12-year-old recovers after being on ECMO support for 65 days

Hyderabad: A 12-year-old boy, who was on Extracorporeal Membrane Oxygenation (ECMO) support for 65 days after suffering multi-organ infection due to Covid-19, has recovered fully at a hospital here.

According to doctors, this is the only reported case in the country of a child who has sustained on this mode of life support for over two months and has fully recovered from his infection.

Doctors at Krishna Institute of Medical Sciences (KIMS) Hospital announced on Friday that the boy, who was airlifted from UP to Hyderabad, has recovered well enough for ECMO discontinuation.

The patient had been on life support utilising the efficiencies of a veno-venous ECMO. Doctors at KIMS said they closely monitored other organ functions, enhanced nutrition, physical rehabilitation, and advanced lung recovery manoeuvres while on the ECMO.

“When the patient came to us, his lungs were fully affected, stiff and he was unable to supply oxygen to his body. With ECMO support, his lung was rested and gradually healed itself and regained enough function to be able to support him,” said Dr Vijil, Chief of Transplant Pulmonology, KIMS Heart and Lung Institute.

The boy was airlifted from Midland Healthcare and Research centre, Lucknow. A medical team from KIMS flew on a chartered aircraft to evacuate this child to their base in Hyderabad.

“It is very heartening to know that the child has recovered fully and is being discharged from the hospital. It was a very satisfying effort of the combined medical team at Midland Hospital Lucknow and KIMS Hospital Hyderabad to achieve a successful outcome,” said Dr B P Singh, Senior Pulmonologist and Primary Physician Midland Healthcare and Research Centre.

“This boy had critical illness syndrome on arrival. This also included a myopathy caused by steroids and immunomodulating therapy for severe Covid. It required a herculean effort for over 2 months till he recovered well enough for ECMO discontinuation. It is really a satisfying moment for us,” Dr Prabhat Dutta, Chief Intensivist, KIMS Heart and Lung Transplant Institute, said. He also thanked the nursing and physiotherapy team for their efforts.

Critical Covid illness leads to multiple comorbidities, muscle weakness caused by medications used to treat the primary condition, repeated infections in the bloodstream, and secondary infections in their airways over and above dense non-resolving pneumonia.

“Dr Sandeep Attawar and the transplant team at KIMS Hospitals are first among equals.

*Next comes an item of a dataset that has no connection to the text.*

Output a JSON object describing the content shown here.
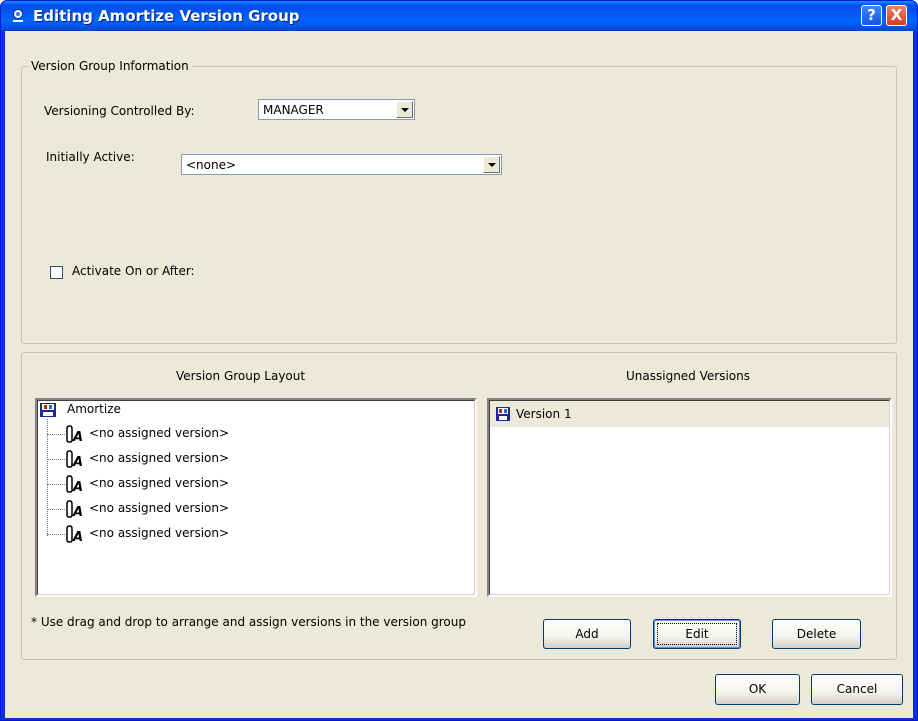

The high-quality outcomes that they aspire to and achieve, time and time again, and their accomplishments demonstrate their commitment and the facilities at KIMS,” said Dr Abhinay Bollineni, Chief Executive Officer, KIMS hospitals.

A veteran in the field of transplant surgeries with experience of more than 25 years, Dr Attawar has performed over 12,000 heart surgeries and has over 350 transplant surgeries for lungs, heart, and artificial heart.

In treating this patient, he was supported by a team of experts and support staff members, who monitored the child round the clock for more than two months.